Component data from apps and pages
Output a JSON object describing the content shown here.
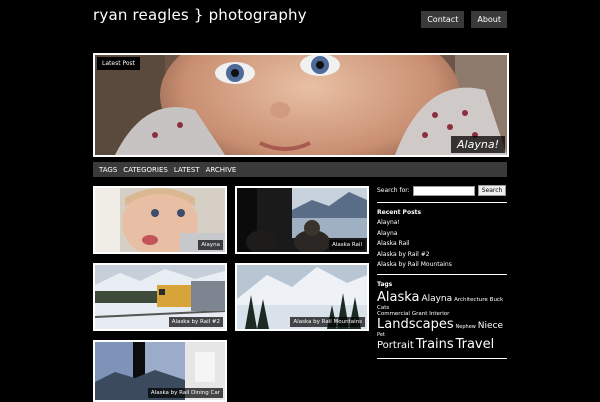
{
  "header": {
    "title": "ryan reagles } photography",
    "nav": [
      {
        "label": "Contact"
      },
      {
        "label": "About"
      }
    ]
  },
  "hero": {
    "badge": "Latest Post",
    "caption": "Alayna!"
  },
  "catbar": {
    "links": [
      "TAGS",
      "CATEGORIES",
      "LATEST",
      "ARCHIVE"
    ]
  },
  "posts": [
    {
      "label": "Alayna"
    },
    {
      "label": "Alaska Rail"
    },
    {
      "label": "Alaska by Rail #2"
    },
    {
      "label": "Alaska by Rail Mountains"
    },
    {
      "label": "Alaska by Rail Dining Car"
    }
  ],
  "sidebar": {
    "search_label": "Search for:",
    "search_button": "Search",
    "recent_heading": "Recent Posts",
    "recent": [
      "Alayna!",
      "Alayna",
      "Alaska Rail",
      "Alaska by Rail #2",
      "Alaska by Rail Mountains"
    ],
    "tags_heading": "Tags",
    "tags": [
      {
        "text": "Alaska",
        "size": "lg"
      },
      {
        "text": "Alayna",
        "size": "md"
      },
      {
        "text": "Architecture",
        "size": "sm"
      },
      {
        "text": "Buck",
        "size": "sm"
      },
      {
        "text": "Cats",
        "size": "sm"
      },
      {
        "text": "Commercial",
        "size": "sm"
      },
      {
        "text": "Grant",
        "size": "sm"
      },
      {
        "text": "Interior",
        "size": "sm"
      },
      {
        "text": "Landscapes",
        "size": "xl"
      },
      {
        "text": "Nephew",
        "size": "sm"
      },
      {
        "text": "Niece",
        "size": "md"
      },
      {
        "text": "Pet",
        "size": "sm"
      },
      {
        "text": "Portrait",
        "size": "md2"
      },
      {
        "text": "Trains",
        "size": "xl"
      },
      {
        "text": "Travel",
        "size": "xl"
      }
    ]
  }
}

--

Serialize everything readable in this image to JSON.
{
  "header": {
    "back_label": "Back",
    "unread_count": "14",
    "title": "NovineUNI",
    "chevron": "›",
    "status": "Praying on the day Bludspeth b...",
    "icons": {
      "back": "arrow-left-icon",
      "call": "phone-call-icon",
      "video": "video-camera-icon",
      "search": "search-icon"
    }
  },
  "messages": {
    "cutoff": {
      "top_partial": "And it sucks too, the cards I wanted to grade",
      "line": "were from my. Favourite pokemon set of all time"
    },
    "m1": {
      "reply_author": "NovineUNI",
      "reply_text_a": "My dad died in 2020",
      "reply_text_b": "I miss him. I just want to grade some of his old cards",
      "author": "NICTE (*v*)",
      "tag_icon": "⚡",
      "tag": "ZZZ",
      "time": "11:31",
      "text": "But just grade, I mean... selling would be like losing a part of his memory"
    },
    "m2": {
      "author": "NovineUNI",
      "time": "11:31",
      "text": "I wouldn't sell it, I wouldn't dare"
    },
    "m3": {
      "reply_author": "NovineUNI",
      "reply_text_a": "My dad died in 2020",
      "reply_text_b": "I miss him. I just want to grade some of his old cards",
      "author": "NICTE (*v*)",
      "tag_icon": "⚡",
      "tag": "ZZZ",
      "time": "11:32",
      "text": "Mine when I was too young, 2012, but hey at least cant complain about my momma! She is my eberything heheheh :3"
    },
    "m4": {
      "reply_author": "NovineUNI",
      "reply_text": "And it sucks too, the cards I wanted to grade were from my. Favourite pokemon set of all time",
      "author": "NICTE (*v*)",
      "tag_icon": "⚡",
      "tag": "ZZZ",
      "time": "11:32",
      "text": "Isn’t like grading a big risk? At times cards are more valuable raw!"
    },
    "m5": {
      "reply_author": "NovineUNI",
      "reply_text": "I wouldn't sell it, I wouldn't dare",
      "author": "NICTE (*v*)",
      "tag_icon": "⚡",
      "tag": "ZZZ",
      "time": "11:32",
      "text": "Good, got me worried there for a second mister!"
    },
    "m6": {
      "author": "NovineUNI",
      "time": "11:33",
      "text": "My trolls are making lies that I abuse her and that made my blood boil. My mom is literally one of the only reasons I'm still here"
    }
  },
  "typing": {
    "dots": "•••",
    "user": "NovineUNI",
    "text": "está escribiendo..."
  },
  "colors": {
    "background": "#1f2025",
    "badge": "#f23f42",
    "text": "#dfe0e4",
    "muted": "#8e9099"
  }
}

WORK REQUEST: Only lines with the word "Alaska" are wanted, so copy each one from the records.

OUTPUT BELOW:
      "label": "Alaska Rail"
      "label": "Alaska by Rail #2"
      "label": "Alaska by Rail Mountains"
      "label": "Alaska by Rail Dining Car"
      "Alaska Rail",
      "Alaska by Rail #2",
      "Alaska by Rail Mountains"
        "text": "Alaska",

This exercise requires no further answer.